The Lost Land of Dementia and Caregivers

The Lost Land of Dementia and Caregivers

April 13, 2018

Describing a life with dementia or Alzheimer’s is hard. What happens when you lose yourself and a loved one? Across Canada almost a half million people suffer from dementia and Alzheimer’s. Within 15 years that number will reach a million. As populations age those with dementia grows exponentially, primarily affecting those over 65 years of age.

Every aspect of dementia includes a life of episodes both for those suffering and those who care for them. Spouses and adult children struggle with a slow unraveling of a life or at least the memory of that life. To watch someone you have deeply loved fail and withdraw into a foggy world that you can’t understand or reach is a crushing sadness and tragedy.

There are times when your loved one is present, lucid and aware only to be followed by a growing number of times the memory is gone. Each stage of decline builds on the next causing an increased sense of confusion. The devolving needs of care – environmental security to protect from injury, medications administration, bathing, assistance in the bathroom and the occasional resistance or acting out against support, and the ever increasing memory loss and supervision, can really take a toll on families, more specifically the children or spouse of those battling dementia. The caregiver support required erodes the intimacy of respect and love often felt within families and relationships and greater memory loss takes the loved one further away while the toils of caregiving are substituted.

Seacliff Manor offers specialized memory care called Reflections. Reflections, as the name suggests, is a dedicated program designed to support those struggling with dementia and their families by seamlessly offering environmental security along with the caregiver role of support so that a spouse, adult children and friends can just enjoy the moments by living in the moment along with their loved one.

When caregiving is managed in a dedicated way, it relieves the spouse or adult child of stress. This relief can transform the situation, and more importantly – it can transform relationships.
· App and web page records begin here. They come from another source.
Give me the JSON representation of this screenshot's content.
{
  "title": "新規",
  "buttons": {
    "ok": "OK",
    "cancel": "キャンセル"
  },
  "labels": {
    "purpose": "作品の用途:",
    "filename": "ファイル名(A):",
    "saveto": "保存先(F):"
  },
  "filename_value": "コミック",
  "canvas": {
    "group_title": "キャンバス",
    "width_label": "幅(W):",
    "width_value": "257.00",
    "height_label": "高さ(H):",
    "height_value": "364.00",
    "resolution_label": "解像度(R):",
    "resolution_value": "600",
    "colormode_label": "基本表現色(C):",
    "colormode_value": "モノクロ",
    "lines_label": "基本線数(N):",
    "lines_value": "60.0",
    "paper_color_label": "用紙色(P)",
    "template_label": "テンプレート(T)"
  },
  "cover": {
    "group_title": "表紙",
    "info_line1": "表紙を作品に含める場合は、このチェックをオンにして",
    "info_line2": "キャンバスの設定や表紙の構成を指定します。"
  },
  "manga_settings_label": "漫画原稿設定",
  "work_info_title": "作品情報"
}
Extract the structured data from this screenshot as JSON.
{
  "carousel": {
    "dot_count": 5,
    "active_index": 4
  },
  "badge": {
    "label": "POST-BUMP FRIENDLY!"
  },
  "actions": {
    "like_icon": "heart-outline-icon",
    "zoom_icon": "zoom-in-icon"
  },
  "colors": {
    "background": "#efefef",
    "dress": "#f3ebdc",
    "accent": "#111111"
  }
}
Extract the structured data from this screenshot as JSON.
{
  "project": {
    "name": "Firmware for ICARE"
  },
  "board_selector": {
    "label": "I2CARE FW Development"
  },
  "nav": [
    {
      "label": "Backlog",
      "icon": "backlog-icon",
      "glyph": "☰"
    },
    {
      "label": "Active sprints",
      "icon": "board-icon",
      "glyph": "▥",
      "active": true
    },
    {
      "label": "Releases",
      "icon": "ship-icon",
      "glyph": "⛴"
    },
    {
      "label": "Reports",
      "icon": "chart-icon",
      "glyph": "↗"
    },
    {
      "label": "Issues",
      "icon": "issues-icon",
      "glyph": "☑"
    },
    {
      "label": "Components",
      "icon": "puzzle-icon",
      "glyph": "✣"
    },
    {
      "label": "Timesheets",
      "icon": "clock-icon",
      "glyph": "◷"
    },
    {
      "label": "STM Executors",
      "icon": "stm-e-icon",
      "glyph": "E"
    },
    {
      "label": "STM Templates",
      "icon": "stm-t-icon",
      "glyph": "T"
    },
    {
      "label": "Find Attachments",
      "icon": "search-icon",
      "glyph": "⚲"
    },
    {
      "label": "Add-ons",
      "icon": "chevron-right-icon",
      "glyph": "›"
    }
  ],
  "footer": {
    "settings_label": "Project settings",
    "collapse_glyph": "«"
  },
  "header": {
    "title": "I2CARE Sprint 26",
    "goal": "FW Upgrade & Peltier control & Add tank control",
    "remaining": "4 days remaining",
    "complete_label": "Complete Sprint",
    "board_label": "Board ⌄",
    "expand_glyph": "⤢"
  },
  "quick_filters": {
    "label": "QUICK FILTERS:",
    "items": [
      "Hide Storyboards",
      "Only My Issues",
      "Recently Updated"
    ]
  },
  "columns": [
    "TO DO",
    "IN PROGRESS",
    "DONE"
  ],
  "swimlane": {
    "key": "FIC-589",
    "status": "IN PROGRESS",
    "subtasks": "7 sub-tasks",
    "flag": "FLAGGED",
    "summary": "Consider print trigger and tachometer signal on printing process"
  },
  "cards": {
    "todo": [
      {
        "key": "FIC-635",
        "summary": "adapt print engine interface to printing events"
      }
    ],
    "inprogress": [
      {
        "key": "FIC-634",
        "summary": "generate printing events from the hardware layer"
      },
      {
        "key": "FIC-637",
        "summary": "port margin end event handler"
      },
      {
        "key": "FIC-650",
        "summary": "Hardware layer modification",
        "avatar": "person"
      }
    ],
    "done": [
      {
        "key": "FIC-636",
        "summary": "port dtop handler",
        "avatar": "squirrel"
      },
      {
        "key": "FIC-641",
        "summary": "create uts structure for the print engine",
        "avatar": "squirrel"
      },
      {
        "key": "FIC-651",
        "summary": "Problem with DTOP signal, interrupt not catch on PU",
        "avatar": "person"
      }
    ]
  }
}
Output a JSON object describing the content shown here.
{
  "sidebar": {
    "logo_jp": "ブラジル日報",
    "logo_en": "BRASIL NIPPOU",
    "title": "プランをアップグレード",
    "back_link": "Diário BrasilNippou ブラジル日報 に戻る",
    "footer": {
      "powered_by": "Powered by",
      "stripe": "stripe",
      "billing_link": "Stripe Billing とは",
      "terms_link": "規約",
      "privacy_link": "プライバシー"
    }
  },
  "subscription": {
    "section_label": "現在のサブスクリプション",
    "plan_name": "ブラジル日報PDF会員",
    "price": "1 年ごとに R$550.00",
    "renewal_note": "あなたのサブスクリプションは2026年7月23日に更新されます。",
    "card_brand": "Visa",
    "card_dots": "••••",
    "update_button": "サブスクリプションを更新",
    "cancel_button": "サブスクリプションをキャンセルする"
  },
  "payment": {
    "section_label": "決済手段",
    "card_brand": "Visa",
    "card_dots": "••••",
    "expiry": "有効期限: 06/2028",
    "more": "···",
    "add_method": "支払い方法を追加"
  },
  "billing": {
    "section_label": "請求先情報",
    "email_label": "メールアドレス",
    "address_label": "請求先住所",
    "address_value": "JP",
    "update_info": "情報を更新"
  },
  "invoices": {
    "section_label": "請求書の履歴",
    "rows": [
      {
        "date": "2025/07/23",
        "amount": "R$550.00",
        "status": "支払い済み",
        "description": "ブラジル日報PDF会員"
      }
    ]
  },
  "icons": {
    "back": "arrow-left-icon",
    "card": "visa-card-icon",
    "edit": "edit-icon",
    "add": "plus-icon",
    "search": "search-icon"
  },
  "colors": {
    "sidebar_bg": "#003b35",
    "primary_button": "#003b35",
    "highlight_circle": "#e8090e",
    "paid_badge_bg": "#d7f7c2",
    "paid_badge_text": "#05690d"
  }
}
Your loved one affected with dementia is truly living in the moment. Free to enjoy wherever their mind is at. They relish moments of dancing, laughing, remembering childhood memories without worry of the present or future. Supported families can find a place with them within this new and welcomed reality. Celebrating a life well lived by discovering life-long skills, old photos, past dreams and lost memories together.

It is impossible to alter the ultimate destination of dementia, but Seacliff Manor’s Reflections program can offer essential support and help you to learn to enter your loved one’s reality and support the journey.